#### Problem requirements
Where a line contains the word "timestamp", copy that line from the records below.

*** Exercise input ***

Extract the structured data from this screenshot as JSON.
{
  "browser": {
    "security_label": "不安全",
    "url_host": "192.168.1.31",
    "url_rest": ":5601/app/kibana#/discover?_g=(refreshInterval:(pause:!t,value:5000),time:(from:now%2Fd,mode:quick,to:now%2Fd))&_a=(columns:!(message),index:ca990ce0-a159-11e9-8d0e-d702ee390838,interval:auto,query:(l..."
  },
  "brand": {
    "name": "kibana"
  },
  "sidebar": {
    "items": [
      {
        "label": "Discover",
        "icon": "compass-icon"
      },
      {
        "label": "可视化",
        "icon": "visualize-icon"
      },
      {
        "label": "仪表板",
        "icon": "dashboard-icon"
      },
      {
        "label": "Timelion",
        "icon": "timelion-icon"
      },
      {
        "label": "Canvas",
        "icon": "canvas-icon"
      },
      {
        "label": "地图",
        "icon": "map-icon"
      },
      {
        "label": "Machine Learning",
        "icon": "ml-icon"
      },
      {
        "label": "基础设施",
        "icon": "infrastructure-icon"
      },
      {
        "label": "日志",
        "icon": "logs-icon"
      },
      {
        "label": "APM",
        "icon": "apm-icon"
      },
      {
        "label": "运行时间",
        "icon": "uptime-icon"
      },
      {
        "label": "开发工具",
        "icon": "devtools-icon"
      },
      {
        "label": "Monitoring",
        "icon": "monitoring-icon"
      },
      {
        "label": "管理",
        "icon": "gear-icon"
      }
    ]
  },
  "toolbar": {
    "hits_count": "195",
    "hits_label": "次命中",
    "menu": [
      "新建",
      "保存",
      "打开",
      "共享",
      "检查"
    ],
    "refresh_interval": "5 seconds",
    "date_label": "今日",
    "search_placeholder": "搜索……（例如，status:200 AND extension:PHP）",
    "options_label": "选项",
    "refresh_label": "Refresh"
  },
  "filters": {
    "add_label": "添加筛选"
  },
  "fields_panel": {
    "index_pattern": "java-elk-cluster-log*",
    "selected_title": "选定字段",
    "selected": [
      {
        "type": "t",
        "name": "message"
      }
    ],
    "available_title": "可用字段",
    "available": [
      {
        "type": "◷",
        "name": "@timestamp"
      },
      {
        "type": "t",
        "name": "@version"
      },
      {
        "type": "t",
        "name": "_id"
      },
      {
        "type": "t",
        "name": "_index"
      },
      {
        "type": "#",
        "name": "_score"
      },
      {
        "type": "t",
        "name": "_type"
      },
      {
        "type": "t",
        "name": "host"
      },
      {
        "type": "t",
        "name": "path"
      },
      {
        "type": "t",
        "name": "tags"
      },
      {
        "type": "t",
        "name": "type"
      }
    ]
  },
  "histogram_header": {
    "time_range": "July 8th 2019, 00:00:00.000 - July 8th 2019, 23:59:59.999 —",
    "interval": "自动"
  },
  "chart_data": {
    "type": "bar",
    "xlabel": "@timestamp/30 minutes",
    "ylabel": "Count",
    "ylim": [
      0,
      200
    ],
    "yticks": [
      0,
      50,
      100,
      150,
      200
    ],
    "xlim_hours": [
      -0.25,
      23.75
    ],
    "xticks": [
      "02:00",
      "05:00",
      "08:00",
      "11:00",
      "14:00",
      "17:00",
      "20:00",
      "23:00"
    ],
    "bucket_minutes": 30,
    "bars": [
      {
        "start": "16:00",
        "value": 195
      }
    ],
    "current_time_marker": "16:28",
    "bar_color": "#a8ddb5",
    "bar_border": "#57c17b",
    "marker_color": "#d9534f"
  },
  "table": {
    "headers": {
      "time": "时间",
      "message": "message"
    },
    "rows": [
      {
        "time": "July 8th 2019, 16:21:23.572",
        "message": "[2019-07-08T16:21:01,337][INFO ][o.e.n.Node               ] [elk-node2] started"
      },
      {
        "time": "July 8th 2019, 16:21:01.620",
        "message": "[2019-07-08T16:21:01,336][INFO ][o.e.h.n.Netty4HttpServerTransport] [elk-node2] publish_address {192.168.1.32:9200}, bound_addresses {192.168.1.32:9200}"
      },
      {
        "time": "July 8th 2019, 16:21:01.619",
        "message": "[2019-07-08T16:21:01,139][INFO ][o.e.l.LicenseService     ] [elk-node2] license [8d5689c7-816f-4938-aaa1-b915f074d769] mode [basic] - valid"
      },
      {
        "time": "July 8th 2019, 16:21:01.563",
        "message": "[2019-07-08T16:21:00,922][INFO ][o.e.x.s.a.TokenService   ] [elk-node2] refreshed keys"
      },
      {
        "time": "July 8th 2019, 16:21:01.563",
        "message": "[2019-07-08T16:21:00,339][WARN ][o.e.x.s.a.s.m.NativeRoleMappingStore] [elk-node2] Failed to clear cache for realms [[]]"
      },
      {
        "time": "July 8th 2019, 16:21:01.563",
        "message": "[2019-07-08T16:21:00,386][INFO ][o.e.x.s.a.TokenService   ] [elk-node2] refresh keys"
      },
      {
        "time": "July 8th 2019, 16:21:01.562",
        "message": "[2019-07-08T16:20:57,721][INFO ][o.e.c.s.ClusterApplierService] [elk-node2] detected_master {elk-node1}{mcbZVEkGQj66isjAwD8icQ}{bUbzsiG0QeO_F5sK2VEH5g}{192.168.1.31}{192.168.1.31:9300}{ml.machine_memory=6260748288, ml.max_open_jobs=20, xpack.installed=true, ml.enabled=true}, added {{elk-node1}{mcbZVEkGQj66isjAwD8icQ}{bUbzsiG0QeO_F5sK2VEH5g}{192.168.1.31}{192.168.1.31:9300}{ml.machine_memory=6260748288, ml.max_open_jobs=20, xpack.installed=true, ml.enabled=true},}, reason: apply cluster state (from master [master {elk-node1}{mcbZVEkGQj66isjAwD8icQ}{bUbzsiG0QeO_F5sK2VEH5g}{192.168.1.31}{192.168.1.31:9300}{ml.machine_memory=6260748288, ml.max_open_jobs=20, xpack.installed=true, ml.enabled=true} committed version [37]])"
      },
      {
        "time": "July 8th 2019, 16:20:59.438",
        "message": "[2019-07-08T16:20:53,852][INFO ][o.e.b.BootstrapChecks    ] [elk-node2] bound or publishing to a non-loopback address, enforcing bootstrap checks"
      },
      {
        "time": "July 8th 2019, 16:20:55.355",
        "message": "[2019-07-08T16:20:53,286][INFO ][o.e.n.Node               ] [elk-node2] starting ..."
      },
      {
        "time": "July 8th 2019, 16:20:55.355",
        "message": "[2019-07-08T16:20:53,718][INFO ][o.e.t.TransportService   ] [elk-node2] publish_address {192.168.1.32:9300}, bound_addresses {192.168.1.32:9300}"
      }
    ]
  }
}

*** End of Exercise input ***

#### Task response
        "name": "@timestamp"
    "xlabel": "@timestamp/30 minutes",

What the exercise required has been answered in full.